• **What the task asks**
Find each line in the records below that contains the word "text", and copy it out.

• **Data excerpts**
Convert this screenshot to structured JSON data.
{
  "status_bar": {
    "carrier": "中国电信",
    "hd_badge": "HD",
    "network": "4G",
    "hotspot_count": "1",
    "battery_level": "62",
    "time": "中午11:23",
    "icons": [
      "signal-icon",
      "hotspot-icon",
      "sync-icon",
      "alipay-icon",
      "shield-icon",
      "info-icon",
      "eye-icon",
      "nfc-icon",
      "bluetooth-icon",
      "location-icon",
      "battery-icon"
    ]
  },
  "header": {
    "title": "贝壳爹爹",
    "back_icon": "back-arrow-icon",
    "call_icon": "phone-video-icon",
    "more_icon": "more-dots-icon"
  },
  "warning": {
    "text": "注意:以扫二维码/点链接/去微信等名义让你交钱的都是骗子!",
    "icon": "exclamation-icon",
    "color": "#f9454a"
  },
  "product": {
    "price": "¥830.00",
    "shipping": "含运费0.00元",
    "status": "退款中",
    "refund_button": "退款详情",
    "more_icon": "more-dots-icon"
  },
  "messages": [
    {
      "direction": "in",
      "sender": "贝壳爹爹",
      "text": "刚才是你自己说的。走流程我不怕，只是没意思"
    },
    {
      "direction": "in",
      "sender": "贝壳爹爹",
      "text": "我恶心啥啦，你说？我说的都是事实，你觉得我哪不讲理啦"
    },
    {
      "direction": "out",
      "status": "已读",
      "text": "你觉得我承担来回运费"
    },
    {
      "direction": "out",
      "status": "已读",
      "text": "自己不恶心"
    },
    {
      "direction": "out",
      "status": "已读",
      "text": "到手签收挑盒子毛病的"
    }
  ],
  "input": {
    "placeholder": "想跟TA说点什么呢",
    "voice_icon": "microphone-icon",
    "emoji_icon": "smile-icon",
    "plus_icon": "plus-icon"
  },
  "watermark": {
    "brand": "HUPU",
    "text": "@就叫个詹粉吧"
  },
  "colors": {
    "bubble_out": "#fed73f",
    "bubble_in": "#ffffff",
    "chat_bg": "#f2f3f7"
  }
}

• **Result below**
    "text": "注意:以扫二维码/点链接/去微信等名义让你交钱的都是骗子!",
      "text": "刚才是你自己说的。走流程我不怕，只是没意思"
      "text": "我恶心啥啦，你说？我说的都是事实，你觉得我哪不讲理啦"
      "text": "你觉得我承担来回运费"
      "text": "自己不恶心"
      "text": "到手签收挑盒子毛病的"
    "text": "@就叫个詹粉吧"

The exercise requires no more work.